Dr. John F. Mahoney

This month in Medical History - The cure for venereal disease

August 31, 2015

Nations involved in the first and second World Wars shared a common enemy – venereal diseases.
The concern about soldiers contracting gonorrhea or syphilis was grave enough in the early 1900s for the U.S. government to establish a Division of Venereal Diseases in the U.S. Public Health Service. Dr. John F. Mahoney helped the division prove its worth when he identified penicillin as an effective treatment for syphilis. Mahoney was born on Aug. 1, 1889, in Fond du Lac, Wisconsin.

He attended Milwaukee University and received his doctorate degree from the Marquette College of Medicine in 1914. Mahoney spent a couple of years interning at the Milwaukee County Hospital and the Chicago Lying- In Hospital. Soon after, he was called upon to serve as a medical officer in the U.S. Public Health Service. In 1925, he became a health adviser to the U.S. Foreign Service, a position that enabled him to travel and work in Haiti, Ireland, England, and Germany.

Mahoney took advantage of his time abroad, visiting laboratories and medical facilities to see how clinicians in other countries treated and managed syphilis. In 1929, he came to work at the U.S. Marine Hospital in Staten Island, which housed the Venereal Disease Research Laboratory of the Public Health Service. Mahoney was tasked with figuring out how to treat syphilis and gonorrhea, and how to shorten the treatment period for the diseases. He was given some staff and a small research laboratory to carry out his work. Meanwhile, researchers at the Mayo Clinic were busy demonstrating that penicillin (which became available as a therapeutic drug during World War II) was an effective treatment for male gonorrhea.

Mahoney’s lab soon acquired a supply of penicillin to confirm the findings. The actual source of Mahoney’s penicillin, a drug that was in short supply at the time, is still up for debate. Some documents suggest that he acquired it through the National Research Council, while other historians believe that Mahoney got the drug from researchers in Oxford, England. Other historical accounts claim that he actually grew the mold used to produce the drug in his own laboratory. Wherever the initial penicillin supply came from, Mahoney’s lab confirmed the findings of the Mayo Clinic researchers. At this time, Mahoney also made sure to hold on to some of the drug so he could test it against syphilis.
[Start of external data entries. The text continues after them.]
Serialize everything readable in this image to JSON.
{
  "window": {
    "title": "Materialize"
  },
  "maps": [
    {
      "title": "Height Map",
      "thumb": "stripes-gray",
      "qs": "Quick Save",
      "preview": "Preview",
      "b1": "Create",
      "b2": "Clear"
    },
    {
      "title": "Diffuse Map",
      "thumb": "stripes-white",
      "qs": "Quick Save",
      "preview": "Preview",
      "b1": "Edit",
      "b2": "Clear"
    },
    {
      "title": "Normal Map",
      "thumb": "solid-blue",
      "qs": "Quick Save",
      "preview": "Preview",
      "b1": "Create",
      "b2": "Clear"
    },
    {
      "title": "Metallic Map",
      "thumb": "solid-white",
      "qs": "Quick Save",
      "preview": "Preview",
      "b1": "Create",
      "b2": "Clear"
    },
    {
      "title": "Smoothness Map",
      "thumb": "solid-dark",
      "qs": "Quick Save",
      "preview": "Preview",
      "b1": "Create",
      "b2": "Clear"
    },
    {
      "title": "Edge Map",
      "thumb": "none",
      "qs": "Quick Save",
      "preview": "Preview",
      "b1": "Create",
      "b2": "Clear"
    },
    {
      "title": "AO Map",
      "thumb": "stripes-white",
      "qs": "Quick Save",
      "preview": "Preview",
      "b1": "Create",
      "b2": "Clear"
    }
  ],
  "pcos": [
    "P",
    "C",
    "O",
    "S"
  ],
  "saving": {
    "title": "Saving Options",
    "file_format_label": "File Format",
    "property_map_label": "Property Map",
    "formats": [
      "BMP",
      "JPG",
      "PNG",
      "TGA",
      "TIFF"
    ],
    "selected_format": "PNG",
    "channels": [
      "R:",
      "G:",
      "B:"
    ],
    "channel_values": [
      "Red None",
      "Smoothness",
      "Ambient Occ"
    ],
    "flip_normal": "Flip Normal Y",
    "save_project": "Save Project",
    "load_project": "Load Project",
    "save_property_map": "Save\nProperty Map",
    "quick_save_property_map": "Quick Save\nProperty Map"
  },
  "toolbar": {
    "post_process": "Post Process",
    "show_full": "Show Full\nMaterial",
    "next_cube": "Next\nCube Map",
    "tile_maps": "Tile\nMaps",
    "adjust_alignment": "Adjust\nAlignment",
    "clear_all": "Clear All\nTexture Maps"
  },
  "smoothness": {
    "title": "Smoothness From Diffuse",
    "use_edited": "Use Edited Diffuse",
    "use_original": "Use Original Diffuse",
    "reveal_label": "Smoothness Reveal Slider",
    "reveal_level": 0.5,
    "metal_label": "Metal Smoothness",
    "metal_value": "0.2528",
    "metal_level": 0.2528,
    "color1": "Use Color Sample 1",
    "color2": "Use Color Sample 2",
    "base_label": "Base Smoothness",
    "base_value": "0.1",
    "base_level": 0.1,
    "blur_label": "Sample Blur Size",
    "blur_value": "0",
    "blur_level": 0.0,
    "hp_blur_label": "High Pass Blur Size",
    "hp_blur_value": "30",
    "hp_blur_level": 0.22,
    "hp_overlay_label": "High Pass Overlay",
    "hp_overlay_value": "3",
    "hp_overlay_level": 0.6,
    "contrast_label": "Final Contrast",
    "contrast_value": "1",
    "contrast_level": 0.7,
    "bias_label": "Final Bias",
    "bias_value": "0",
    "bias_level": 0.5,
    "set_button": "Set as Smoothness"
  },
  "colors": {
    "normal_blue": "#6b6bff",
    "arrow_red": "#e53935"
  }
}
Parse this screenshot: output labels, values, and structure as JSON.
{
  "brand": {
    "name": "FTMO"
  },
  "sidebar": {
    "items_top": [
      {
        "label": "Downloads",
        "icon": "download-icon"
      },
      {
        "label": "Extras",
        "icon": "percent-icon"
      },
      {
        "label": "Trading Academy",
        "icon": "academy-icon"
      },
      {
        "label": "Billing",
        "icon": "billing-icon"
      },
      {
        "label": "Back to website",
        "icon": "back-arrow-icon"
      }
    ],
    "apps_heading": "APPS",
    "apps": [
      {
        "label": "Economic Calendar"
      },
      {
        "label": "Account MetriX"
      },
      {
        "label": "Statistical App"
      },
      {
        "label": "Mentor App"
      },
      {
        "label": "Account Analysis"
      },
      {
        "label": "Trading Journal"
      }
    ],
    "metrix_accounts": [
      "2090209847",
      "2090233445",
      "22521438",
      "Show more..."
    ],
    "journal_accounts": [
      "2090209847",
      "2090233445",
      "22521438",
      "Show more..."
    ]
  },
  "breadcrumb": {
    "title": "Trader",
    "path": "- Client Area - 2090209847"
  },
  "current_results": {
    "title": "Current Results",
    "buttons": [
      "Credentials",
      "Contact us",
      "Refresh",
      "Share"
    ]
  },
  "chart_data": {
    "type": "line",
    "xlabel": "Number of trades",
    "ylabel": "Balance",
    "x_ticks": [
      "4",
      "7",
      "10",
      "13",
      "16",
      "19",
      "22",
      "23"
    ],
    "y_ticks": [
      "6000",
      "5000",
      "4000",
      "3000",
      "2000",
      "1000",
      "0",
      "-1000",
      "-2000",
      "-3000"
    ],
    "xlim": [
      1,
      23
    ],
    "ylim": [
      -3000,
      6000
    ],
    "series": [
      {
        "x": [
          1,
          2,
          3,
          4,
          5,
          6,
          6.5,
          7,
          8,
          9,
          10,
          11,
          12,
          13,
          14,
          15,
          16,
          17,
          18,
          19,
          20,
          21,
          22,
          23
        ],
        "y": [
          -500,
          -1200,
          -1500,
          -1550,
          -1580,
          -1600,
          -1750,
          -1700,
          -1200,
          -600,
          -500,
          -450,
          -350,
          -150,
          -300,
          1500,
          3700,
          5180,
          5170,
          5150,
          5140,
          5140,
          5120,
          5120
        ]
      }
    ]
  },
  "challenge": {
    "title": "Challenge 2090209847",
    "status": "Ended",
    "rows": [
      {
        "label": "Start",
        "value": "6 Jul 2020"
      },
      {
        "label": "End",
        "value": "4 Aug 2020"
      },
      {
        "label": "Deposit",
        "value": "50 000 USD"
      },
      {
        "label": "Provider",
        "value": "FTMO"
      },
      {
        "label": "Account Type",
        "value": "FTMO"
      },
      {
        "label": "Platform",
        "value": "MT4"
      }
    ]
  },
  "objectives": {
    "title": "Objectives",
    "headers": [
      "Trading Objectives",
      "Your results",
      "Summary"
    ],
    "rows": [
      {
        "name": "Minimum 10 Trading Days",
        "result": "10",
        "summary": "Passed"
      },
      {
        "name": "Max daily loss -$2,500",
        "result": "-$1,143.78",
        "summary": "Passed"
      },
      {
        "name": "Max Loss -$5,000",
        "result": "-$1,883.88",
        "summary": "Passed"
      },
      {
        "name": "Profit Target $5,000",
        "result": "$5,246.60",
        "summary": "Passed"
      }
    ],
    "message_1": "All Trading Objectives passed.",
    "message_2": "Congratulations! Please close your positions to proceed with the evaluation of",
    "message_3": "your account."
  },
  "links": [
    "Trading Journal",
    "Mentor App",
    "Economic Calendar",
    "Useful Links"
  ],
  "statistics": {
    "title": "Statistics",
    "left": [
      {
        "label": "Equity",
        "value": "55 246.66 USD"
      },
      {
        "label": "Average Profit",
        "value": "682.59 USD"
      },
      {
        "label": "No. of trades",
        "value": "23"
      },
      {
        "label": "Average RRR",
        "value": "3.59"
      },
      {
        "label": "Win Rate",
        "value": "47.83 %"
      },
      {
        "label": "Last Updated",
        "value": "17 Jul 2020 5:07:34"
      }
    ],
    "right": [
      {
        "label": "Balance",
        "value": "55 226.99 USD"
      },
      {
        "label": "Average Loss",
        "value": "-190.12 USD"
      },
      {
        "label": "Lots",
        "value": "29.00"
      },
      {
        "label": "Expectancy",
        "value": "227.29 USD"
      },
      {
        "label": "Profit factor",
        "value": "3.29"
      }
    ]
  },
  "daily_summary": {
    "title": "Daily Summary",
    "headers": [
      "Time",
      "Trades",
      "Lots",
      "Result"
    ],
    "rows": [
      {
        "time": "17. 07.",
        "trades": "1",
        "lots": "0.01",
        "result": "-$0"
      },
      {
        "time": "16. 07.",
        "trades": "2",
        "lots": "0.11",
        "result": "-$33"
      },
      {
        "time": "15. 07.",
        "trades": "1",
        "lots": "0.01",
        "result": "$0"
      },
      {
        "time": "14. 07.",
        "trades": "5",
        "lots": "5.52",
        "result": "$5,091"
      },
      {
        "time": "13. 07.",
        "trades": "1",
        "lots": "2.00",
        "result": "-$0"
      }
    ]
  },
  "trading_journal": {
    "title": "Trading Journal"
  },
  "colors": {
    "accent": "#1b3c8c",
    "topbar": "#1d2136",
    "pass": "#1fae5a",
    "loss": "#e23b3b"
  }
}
His experiments on rabbits infected with syphilis were so promising that he soon requested to move on to human clinical trials. In 1943, Mahoney’s lab received an additional supply of penicillin through a government program, as well as the go-ahead to begin a study on four patients with syphilis. He presented the details of the successful experiment at the American Public Health Association meeting. Mahoney’s discovery was met with feverish excitement, with one colleague proclaiming that it was “the most significant paper ever presented in the medical field.” Based on Mahoney’s results, the National Research Council authorized and launched a large-scale clinical trial of penicillin in the treatment of syphilis later that year.

Mahoney served as one of the members of a subcommittee that oversaw the study. In 1944, he co-authored a paper detailing the results of 1,418 cases of penicillin use to successfully treat syphilis. By June, the U.S. Army officially adopted penicillin as the treatment therapy for the disease, soon followed by the British armed forces. Mahoney’s pioneering research earned him the prestigious Albert Lasker Award for Clinical Research in 1946. He retired from the Public Health Service in 1949, and went on to serve as the New York City Health Commissioner. According to those close to Mahoney, the researcher spent his final days in the place he loved most – the laboratory. Mahoney oversaw all of the municipal laboratories until his death in February of 1957.